After returning to America, Walling joined forces with Mary Kenney O'Sullivan, a Hull-House resident, to form the Women's National Trade Union League in 1903. The WTUL was created when it became clear that the American Federation of Labor would not admit women. Mary Morton Kehew served as the first president of the organization with Jane Addams as vice-president and O'Sullivan as secretary. Other notable figures on the first executive board included Leonora O'Reilly and Lillian Wald, both active in New York settlement houses and local women's trade unions. Ellen Lindstrom and Mary McDowell of Chicago also sat on the board. The organization soon spread to other major cities in the United States with local branches being supported by settlement houses and an intertwining network of women's organizations.
The Women's National Trade Union League changed its name to the National Women's Trade Union League (WTUL) in 1907. The league fought for women's suffrage, better pay and working conditions for women, and supported other progressive causes, e.g., William Walling, Mary McDowell, Leonora O'Reilly, and Lillian D. Wald all helped to found the NAACP in 1909. The League was technically required to maintain a majority of women's trade unionists as members and power was to rest in their hands, but "allies," or sympathizers from other social classes often played prominent roles.
Margaret Dreier Robins served as president of WTUL from 1906-1922 and while relations with male dominated labor unions were often strained, WTUL actively contributed to new legislation such as the eight-hour day, minimum wage, and the abolition of child labor. The WTUL launched a four year investigation of the Triangle Company Shirtwaist Fire (1911) and stressed the need for safe working conditions. Robins founded a school in 1915 to train women labor leaders and organizers.
Eleanor Roosevelt became a league member in 1922 and the group's leadership had access to powerful politicians, but the Depression hit the organization hard. The group became less effective due to financial problems and declining membership rolls. The passage of New Deal legislation, the enrollment of women in mainstream labor unions, and social changes brought on by World War II made the organization less relevant and WTUL became defunct in 1950.

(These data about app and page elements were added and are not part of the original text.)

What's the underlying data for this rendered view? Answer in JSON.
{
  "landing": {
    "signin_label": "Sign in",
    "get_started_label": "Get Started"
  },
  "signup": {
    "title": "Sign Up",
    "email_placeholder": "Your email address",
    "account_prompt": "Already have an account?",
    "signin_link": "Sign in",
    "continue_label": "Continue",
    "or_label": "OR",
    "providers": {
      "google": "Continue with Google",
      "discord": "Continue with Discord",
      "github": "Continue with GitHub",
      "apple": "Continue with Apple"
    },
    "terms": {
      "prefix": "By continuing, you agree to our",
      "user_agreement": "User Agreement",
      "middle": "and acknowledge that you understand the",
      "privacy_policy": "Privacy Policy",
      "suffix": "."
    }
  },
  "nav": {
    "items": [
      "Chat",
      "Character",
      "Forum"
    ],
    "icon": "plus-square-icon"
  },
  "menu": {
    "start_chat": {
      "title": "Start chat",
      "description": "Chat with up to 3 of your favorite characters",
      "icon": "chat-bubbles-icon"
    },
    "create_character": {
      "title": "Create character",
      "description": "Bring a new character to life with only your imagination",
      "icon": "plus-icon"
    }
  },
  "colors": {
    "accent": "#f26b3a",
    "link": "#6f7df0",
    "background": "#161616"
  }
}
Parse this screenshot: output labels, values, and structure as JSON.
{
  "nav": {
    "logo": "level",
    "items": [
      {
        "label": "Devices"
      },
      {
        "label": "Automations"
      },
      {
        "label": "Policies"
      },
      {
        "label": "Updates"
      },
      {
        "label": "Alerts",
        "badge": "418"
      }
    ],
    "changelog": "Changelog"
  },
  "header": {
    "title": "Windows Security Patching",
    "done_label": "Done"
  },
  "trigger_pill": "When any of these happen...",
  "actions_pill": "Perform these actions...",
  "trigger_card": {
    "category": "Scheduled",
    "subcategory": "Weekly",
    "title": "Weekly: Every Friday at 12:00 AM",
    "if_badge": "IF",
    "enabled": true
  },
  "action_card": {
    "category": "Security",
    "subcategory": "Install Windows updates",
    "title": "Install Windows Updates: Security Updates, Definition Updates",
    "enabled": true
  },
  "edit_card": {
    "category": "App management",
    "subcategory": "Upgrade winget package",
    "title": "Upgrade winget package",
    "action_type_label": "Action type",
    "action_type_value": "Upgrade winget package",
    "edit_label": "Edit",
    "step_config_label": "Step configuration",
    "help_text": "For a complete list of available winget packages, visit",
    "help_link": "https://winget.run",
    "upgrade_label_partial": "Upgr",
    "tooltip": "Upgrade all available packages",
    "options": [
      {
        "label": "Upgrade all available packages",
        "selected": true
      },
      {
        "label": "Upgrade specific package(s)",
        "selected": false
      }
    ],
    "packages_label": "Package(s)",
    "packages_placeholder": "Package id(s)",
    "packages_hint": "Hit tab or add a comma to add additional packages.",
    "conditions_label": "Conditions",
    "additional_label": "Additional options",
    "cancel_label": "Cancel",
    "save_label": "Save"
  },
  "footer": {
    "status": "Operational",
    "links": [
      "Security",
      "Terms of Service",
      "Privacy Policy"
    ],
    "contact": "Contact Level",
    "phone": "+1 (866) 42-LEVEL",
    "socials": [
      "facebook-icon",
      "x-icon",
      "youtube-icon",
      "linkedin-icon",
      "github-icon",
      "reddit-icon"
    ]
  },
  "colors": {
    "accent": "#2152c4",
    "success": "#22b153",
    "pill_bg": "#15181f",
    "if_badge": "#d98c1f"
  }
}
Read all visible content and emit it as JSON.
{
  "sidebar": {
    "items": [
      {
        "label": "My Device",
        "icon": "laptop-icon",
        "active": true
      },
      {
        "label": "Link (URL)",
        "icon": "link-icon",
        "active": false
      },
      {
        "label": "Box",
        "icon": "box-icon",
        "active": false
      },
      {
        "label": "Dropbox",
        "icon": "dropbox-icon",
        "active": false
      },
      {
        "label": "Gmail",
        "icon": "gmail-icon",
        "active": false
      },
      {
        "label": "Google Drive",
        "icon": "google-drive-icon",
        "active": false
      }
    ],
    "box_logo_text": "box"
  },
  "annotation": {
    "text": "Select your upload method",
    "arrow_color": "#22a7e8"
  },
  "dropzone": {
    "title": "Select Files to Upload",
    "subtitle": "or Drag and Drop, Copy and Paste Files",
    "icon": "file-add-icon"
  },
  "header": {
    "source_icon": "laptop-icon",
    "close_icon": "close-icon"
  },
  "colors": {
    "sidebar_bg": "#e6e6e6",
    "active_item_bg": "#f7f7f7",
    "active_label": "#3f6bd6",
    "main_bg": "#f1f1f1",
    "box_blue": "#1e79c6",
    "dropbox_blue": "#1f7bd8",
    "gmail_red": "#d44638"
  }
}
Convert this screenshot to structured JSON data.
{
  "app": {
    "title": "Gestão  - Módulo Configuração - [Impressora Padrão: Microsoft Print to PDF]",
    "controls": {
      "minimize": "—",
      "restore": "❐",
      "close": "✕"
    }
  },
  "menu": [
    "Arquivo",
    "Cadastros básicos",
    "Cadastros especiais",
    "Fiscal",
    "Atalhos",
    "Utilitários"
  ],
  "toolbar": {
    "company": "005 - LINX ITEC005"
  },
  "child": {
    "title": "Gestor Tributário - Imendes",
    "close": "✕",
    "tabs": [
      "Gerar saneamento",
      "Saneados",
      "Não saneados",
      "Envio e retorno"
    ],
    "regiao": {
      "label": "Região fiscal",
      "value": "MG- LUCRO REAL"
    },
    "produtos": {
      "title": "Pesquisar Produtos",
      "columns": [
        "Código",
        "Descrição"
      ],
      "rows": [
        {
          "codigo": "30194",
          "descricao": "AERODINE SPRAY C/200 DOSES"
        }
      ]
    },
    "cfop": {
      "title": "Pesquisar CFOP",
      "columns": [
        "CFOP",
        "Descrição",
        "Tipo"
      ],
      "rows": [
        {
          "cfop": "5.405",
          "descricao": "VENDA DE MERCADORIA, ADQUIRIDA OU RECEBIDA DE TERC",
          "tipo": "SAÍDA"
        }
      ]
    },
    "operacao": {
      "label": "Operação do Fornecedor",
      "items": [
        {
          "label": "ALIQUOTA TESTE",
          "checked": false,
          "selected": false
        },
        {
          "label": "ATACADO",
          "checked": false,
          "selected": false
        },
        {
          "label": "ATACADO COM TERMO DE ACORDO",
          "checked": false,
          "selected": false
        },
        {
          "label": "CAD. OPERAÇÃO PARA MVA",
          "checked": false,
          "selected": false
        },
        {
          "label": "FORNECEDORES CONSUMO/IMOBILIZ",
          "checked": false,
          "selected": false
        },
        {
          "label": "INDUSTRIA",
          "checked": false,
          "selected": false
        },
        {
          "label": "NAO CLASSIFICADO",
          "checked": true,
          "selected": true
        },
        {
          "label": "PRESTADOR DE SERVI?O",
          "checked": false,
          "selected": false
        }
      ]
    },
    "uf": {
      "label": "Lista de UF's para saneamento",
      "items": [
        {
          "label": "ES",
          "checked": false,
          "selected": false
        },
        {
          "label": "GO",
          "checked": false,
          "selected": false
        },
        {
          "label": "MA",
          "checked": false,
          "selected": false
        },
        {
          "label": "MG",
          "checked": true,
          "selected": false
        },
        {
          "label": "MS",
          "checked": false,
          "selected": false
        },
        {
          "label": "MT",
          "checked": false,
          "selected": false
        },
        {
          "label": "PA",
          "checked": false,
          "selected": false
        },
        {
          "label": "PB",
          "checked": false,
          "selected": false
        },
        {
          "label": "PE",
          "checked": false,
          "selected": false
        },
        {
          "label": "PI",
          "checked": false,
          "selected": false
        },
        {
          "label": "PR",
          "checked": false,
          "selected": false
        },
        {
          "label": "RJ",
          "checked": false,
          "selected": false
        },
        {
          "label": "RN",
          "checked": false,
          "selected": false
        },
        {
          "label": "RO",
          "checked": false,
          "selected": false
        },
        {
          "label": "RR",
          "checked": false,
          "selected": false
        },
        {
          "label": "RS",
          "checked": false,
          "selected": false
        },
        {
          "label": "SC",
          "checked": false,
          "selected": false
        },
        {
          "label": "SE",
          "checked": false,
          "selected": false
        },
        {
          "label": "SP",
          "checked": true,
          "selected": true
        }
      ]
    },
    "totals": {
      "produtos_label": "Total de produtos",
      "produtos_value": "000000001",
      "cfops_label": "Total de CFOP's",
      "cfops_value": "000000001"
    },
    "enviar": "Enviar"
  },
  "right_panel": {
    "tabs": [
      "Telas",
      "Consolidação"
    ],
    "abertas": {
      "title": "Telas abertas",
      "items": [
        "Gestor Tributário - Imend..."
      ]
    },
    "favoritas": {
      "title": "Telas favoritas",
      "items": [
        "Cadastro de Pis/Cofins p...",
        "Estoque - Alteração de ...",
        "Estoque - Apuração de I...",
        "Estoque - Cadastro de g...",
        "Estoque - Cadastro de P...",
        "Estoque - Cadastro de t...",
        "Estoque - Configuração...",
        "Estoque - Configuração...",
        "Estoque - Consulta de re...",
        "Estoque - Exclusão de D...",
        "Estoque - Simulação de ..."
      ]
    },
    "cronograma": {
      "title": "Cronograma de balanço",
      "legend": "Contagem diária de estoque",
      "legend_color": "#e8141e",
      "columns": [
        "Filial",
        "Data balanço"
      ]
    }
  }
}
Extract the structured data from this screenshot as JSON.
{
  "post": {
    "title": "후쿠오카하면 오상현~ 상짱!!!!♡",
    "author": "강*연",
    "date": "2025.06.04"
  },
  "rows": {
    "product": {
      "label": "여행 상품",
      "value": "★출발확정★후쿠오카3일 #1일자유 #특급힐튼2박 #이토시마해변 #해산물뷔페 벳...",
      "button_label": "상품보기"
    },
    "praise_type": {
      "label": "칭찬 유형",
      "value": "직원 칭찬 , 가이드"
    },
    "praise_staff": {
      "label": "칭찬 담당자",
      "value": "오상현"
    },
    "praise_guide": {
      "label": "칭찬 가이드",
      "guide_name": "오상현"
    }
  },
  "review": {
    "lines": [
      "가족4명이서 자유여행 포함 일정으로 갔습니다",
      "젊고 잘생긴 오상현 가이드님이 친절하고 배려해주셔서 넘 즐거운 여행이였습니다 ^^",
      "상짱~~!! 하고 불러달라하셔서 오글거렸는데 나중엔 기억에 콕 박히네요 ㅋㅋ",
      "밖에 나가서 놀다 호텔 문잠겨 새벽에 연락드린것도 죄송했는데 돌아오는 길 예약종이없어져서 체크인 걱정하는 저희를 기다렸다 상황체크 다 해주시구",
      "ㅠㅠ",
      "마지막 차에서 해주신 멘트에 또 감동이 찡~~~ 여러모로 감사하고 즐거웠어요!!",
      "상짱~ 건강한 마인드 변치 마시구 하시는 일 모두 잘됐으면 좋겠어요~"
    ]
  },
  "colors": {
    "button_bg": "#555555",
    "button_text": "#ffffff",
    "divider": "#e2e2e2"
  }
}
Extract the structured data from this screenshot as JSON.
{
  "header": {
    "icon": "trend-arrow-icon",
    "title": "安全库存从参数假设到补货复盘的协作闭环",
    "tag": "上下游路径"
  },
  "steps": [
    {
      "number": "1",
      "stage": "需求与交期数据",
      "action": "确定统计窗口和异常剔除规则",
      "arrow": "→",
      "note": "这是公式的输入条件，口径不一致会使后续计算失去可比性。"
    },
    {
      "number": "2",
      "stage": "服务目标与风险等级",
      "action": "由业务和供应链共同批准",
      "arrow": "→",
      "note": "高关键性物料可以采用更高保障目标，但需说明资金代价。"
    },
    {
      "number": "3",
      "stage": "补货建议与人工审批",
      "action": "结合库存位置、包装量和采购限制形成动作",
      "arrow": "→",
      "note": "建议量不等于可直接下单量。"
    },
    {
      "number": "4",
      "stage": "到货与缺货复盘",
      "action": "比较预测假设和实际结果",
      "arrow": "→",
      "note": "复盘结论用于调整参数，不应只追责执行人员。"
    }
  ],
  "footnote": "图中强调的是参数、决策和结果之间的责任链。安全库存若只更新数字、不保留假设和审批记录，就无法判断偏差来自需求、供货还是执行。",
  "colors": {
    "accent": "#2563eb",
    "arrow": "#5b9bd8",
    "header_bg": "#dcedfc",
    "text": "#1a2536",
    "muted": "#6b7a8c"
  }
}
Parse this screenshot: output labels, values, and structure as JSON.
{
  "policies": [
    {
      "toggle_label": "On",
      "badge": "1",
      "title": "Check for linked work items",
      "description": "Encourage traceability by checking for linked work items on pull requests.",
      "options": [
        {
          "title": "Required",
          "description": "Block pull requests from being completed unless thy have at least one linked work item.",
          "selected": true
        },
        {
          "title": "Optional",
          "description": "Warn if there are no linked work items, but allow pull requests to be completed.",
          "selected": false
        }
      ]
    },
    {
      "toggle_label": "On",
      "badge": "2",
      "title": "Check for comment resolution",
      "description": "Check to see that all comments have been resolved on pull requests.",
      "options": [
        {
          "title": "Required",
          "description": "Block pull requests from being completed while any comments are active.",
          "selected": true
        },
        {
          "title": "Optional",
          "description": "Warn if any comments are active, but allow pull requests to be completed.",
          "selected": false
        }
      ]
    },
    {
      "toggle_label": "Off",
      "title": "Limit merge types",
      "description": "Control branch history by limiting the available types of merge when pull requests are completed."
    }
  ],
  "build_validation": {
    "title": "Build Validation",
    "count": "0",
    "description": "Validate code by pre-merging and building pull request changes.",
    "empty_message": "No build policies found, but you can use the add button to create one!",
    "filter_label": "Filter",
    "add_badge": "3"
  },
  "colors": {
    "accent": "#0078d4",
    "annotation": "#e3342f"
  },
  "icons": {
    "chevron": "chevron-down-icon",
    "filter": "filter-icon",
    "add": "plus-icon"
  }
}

The Women's Trade Union League of Chicago Collection consists of the former contents of a single scrapbook now held in acid-free paper folders. Newspaper clippings and some correspondence constitute the collection.
|This record series is indexed under the following controlled access subject terms.|
|Women's Trade Union League of Chicago--Sources.|
|Women in the labor movement--Illinois--Chicago--Sources.|
See http://womenshistory.about.com/library/weekly/aa010320b.htm and related articles for information about the Women's Trade Union League.
Women's Trade Union League Papers
|1||1||Clippings, September 1908 - May 1911|
|2||Clippings, May 1911 - November 1911|
|3||Clippings, September 1911 - June 1912|
|4||Clippings, July 1912 - March 1913|
|5||Clippings, March 1913 - June 1913|
|2||6||Clippings, June 1913 - November 1913|
|7||Clippings, November 1913 - August 1914|
|8||Clippings, August 1914 - April 1915|
|9||Clippings, March 1915 - December 1915|
|10||Clippings and correspondence, February 1916 - 1944|